Local group works to register ex-felons to vote

Pictured second to the left is Bob Rackleff founding member of Big Bend Voting Rights Project a political organization with three volunteers before they head door to door on their voters registration campaign.
Picture courtesy of Big Bend Voting Rights Project Facebook page. 

There’s a strong effort underway to get ex-felons registered to vote following the passage of Amendment 4 in November.

The change went into effect in January, restoring the right to individuals who have completed all terms of their sentence including parole or probation. The amendment does not apply to those convicted of murder or sexual offenses.

A law was passed that requires ex-felons to pay restitution, fines, and court costs in full before casting their ballot. This is stopping some from even registering. According to the National Conference of State Legislatures, before the amendment, anyone convicted of a felony had to have voting rights restored by a full pardon, conditional pardon, or restoration of civil rights by the governor. The Executive Clemency Board set the rules for restoration of civil rights, which at the time the amendment passed, included a 5- or 7-year waiting period and a list of crimes for which an individual could never apply for rights restoration.

Big Bend Voting Rights Project aims to carry out voter registration efforts in 10 counties, roughly all counties within a one-hour drive of Tallahassee.  The counties include Jefferson, Madison, Taylor, Wakulla, Gadsden, Jackson, Liberty, Calhoun and Franklin.

The goal of the organization is to maximize the number of registered returning citizens eligible under Amendment 4 as soon as possible.  Once all the fees are paid, the voter’s registration process must be done.

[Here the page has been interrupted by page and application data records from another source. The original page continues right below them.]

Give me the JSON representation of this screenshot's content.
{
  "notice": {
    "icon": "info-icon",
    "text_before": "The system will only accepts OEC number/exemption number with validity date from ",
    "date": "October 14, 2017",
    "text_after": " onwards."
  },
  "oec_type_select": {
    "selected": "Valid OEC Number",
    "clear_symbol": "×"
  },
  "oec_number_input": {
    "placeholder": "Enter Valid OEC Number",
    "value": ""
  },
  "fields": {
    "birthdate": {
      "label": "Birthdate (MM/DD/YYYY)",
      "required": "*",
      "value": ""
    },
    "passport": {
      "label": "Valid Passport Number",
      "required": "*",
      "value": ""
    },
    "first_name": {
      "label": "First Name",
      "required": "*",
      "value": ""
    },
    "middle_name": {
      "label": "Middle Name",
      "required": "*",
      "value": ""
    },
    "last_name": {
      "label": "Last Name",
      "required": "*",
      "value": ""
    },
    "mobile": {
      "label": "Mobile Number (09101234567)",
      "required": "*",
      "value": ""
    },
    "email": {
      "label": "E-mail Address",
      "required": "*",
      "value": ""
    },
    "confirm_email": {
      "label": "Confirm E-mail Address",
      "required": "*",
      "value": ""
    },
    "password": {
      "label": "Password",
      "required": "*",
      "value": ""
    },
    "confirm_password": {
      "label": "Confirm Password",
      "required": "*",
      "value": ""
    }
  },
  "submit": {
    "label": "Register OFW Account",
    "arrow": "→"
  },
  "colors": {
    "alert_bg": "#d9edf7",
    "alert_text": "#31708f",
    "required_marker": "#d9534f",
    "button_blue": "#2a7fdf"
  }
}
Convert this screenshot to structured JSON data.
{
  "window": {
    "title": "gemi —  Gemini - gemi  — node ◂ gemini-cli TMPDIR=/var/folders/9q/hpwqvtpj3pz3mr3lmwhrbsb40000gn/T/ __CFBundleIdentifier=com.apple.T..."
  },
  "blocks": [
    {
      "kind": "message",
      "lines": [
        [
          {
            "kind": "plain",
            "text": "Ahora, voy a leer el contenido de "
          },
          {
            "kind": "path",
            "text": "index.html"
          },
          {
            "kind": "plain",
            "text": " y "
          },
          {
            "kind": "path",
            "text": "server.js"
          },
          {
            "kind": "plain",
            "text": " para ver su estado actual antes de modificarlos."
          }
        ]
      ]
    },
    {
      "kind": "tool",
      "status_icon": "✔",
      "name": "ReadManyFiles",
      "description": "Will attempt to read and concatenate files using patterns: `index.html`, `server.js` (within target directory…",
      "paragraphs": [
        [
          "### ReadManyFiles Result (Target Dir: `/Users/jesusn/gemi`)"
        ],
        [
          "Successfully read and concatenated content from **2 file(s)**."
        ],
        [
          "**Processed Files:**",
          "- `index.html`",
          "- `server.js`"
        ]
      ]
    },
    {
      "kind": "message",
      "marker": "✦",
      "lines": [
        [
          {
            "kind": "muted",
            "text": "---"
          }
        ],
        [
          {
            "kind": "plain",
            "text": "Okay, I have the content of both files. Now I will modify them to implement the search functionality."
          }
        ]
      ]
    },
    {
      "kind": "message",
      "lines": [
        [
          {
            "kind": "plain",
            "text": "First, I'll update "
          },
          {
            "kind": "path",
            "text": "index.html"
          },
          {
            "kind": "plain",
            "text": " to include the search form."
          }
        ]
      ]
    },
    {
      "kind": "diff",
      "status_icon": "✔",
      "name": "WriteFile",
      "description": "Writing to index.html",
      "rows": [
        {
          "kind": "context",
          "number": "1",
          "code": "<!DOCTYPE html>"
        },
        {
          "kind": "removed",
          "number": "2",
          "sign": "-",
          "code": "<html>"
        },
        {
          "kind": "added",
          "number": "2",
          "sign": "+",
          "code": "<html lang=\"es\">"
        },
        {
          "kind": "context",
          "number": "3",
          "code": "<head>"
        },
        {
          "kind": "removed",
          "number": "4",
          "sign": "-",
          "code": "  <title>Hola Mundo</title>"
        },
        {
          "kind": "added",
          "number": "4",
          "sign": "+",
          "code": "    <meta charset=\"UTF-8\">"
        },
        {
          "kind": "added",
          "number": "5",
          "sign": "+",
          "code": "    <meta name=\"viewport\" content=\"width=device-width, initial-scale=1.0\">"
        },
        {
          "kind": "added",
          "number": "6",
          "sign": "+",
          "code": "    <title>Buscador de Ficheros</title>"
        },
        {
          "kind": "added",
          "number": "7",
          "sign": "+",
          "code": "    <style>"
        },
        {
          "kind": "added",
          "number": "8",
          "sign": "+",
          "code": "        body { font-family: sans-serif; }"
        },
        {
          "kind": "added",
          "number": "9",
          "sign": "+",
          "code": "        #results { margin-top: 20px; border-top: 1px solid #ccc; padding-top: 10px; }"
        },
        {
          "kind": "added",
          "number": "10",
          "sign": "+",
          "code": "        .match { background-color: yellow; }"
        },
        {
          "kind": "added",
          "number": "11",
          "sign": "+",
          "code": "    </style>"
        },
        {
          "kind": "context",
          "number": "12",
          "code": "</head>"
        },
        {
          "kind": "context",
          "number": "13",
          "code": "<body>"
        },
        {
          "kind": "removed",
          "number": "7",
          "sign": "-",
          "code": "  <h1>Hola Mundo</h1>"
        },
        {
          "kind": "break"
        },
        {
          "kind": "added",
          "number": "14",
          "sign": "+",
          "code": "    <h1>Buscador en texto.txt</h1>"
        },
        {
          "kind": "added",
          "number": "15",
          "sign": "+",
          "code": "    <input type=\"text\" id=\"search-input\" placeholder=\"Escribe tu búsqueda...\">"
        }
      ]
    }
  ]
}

Once that is complete, a voter’s registration card will be sent in the mail.

The excitement was evident for ex-offender Mark McMillan when he finally received his card. “This is what Amendment 4 does, I am so proud to be a partaker and to benefit from Amendment 4,” McMillan said.  

Another issue ex-felons face is not knowing if they can register. "They are the most marginalized people in our society, who are generally uninformed about their rights under Amendment 4, and they don't have access to the kind of information you and I do. They tend to remember what they heard when they got out of prison or off probation," said Bob Rackleff, founding member of Big Bend Voting Rights Project.

That’s why Rackleff recruits volunteers to go door to door every Saturday to register voters.  Since April, the door-to-door campaign has sent 261 applications to the Leon County Supervisor of Elections

“Voting is everybody’s business, and by registering and voting you count,” Rackleff said. "It's very important that all Florida citizens understand there is a new day in our political culture and our society of fairness and justice."